- [PROBLEM STATEMENT]: The required answer is each line in the entries below where "JSON" occurs.

- [DATASET EXCERPTS]:
Segment Open
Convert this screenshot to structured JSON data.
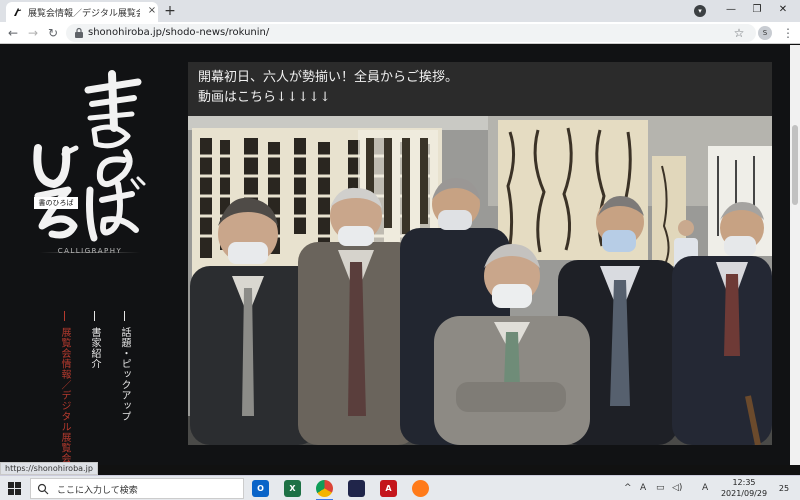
{
  "browser": {
    "tab_title": "展覧会情報／デジタル展覧会-六人",
    "tab_close": "×",
    "new_tab": "+",
    "tab_search": "▾",
    "window_buttons": {
      "minimize": "—",
      "maximize": "❐",
      "close": "✕"
    },
    "nav": {
      "back": "←",
      "forward": "→",
      "reload": "↻"
    },
    "url": "shonohiroba.jp/shodo-news/rokunin/",
    "star": "☆",
    "avatar": "S",
    "menu": "⋮",
    "status_url": "https://shonohiroba.jp"
  },
  "site": {
    "logo_sub": "書のひろば",
    "logo_caption": "CALLIGRAPHY",
    "nav": {
      "topics": "話題・ピックアップ",
      "artists": "書家紹介",
      "exhibitions": "展覧会情報／デジタル展覧会"
    },
    "headline_lines": [
      "開幕初日、六人が勢揃い！全員からご挨拶。",
      "動画はこちら↓↓↓↓↓"
    ],
    "colors": {
      "background": "#111214",
      "exhibition_nav": "#b53a2e"
    }
  },
  "taskbar": {
    "search_placeholder": "ここに入力して検索",
    "apps": [
      {
        "name": "outlook-icon",
        "label": "O",
        "color": "#0a64c8"
      },
      {
        "name": "excel-icon",
        "label": "X",
        "color": "#1e7145"
      },
      {
        "name": "chrome-icon",
        "label": "",
        "color": "#f2b50f"
      },
      {
        "name": "calligraphy-app-icon",
        "label": "",
        "color": "#20254a"
      },
      {
        "name": "acrobat-icon",
        "label": "A",
        "color": "#c4161c"
      },
      {
        "name": "firefox-icon",
        "label": "",
        "color": "#ff7b1a"
      }
    ],
    "tray": {
      "chevron": "^",
      "ime": "A",
      "network": "▭",
      "volume": "◁)",
      "lang": "A"
    },
    "time": "12:35",
    "date": "2021/09/29",
    "notifications": "25"
  }
}
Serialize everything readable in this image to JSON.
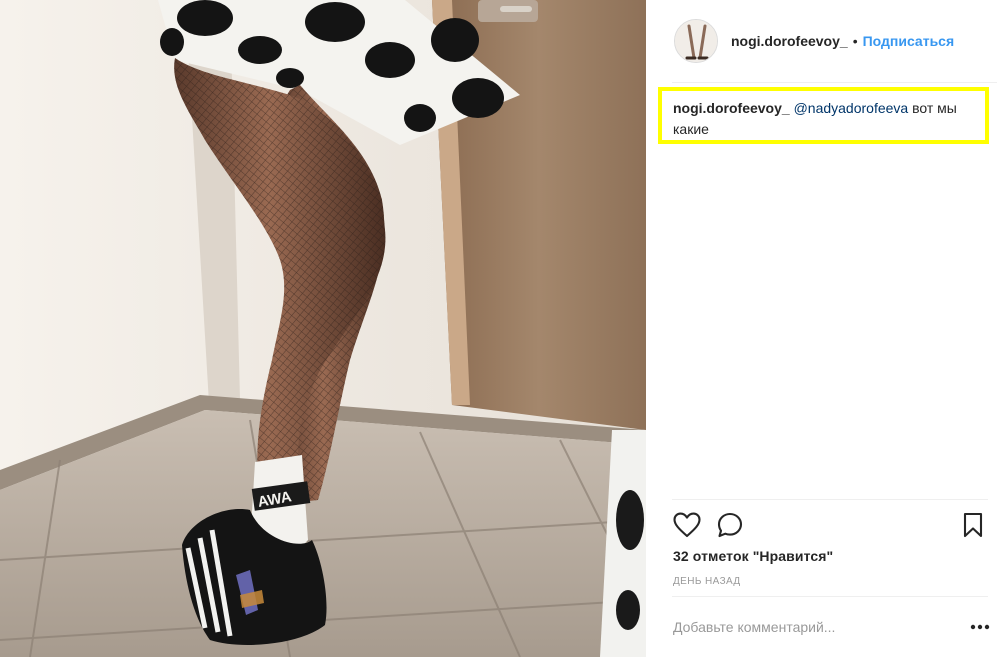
{
  "post": {
    "username": "nogi.dorofeevoy_",
    "separator": "•",
    "follow_label": "Подписаться"
  },
  "caption": {
    "author": "nogi.dorofeevoy_",
    "mention": "@nadyadorofeeva",
    "text": " вот мы какие"
  },
  "actions": {
    "like_icon": "heart-outline-icon",
    "comment_icon": "speech-bubble-icon",
    "save_icon": "bookmark-icon"
  },
  "likes_text": "32 отметок \"Нравится\"",
  "timestamp": "ДЕНЬ НАЗАД",
  "comment": {
    "placeholder": "Добавьте комментарий...",
    "more_icon": "ellipsis-icon"
  },
  "colors": {
    "highlight_border": "#ffff00",
    "link_blue": "#3897f0",
    "mention_blue": "#003569",
    "text": "#262626",
    "muted": "#999999"
  }
}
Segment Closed
- [EXERCISE ANSWER]:
Convert this screenshot to structured JSON data.
Serialize everything readable in this image to JSON.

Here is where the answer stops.